                          1. re: eljones6925

                            you can home-ferment all sorts of foods and still get the benefits of probiotics, without the "aroma" of kimchee. :)

                            cukes, radishes, bean sprouts, etc.

                            1. re: hotoynoodle

                              Hey hotoynoodle - have you read "Perfect Health Diet" by Paul and Shou-Ching Jaminet? It's my new favorite Paleo book. Reading your posts, I think you might enjoy it.

                              You've inspired me to GET GOING on home fermentation. I've been putting it off for far too long. You've mentioned the probiotic benefits, and I am also thinking of how fermentation might destroy anti-nutrients, toxins, and even allergens. Bacteria put to good use.

                              1. re: johnseberg

                                haven't read the book, but visit the site and blog often.

                                the fermenting is new for me, although i have been eating yogurt for ages. am doing water and milk kefir right now and today will go look for some books, like "nourishing traditions", at the library.

                                i think gut health really is the missing piece for a strong immune system and overall well-being, especially when people eat (or used to eat) lots of grains and processed foods.

                        2. re: eljones6925

                          oops, I was about to suggest Korean foods then saw that you don't like kimchi :-)

                          If you can eat garlic, you might still want to look at some Korean recipes - there are side dishes (panchan) for almost every vegetable. You could use fish sauce instead of soy sauce. If you can have sweet potatoes, you can get the "glass noodles' made from sweet potato starch.

                          Or check out Thai and Vietnamese recipes, those cuisines use fish sauce instead of soy. And rice, rice noodles or rice vermicelli, if you like them.

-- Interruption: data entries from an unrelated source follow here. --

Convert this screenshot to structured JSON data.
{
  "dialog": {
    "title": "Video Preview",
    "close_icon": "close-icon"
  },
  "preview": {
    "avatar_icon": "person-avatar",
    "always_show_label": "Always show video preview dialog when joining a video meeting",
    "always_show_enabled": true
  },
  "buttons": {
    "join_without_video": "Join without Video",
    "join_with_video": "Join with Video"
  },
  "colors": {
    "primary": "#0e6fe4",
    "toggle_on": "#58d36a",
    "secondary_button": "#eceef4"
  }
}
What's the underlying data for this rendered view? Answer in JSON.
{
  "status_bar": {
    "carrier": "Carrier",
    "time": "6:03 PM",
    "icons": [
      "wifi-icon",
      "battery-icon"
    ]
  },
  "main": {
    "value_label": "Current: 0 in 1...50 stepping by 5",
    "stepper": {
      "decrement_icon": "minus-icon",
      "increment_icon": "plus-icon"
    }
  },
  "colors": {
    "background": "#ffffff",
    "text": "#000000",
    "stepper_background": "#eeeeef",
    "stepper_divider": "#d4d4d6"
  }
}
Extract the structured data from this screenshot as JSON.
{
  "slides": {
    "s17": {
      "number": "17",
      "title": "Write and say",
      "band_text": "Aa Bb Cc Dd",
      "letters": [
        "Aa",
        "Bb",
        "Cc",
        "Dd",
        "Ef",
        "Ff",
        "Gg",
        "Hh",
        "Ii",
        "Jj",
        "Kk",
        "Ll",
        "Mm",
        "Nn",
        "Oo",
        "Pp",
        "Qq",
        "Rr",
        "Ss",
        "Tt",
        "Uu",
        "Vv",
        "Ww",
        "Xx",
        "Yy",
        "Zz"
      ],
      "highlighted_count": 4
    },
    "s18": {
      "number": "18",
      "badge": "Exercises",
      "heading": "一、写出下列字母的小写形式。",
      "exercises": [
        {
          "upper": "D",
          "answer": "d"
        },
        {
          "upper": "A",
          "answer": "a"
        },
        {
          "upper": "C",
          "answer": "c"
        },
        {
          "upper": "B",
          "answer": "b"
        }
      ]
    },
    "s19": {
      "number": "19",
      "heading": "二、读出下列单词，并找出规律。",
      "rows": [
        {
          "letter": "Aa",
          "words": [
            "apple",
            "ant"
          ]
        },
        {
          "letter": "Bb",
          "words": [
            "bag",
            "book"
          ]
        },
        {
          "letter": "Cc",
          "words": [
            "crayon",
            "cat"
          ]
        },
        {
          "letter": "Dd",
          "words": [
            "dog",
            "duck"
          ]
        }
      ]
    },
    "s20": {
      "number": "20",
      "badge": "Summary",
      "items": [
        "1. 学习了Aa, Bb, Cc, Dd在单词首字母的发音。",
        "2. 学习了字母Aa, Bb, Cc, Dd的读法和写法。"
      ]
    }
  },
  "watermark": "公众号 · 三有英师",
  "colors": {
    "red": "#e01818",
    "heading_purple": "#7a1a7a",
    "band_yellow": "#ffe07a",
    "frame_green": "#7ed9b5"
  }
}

                3. i see you're allergic to soy - can you have other legumes? Daal or other lentil-based dishes are very filling and can be low in fat. I'm thinking a veggie packed lentil or split pea soup for example.
                  I have food allergies - not as many but a few - and had great success losing weight on the weight watchers program. The focus is on balance, portion control, and healthy habits.

                  6 Replies
                  1. re: jujuthomas

                    I tried Weight watchers and wasn't impressed. I will have to search more food choices to see what exactly I can eat and what reactions I have to any new foods I eat.

                    Thanks for the suggestions.

                    1. re: eljones6925

                      I hope you get it figured out. :) Weight Watchers doesn't work for everyone, all I can say is it worked for me. I think it totally depends on what you need to change.

                      1. re: jujuthomas

                        Yeah, I even tried Jenny Craig. I lost 33 pounds, but you should have seen my list of foods menu. It looked like someone took red and black markers and colored all over Problem with Jenny Craig is that they have nuts and carrots in almost every desert or entree'. I even asked about being a guinea pig for a new menu for people who have food allergies, but as you can see....they didn't bite. I will figure this out. A Dietitian and a Nutritionist couldn't even help me. Thanks!

                        1. re: eljones6925

                          you need whole, real foods. not diet portions of what people eat on what always turns out to be a short-term weight loss plan.

                            1. re: magiesmom

                              went to my local library and am on the wait-list for it now.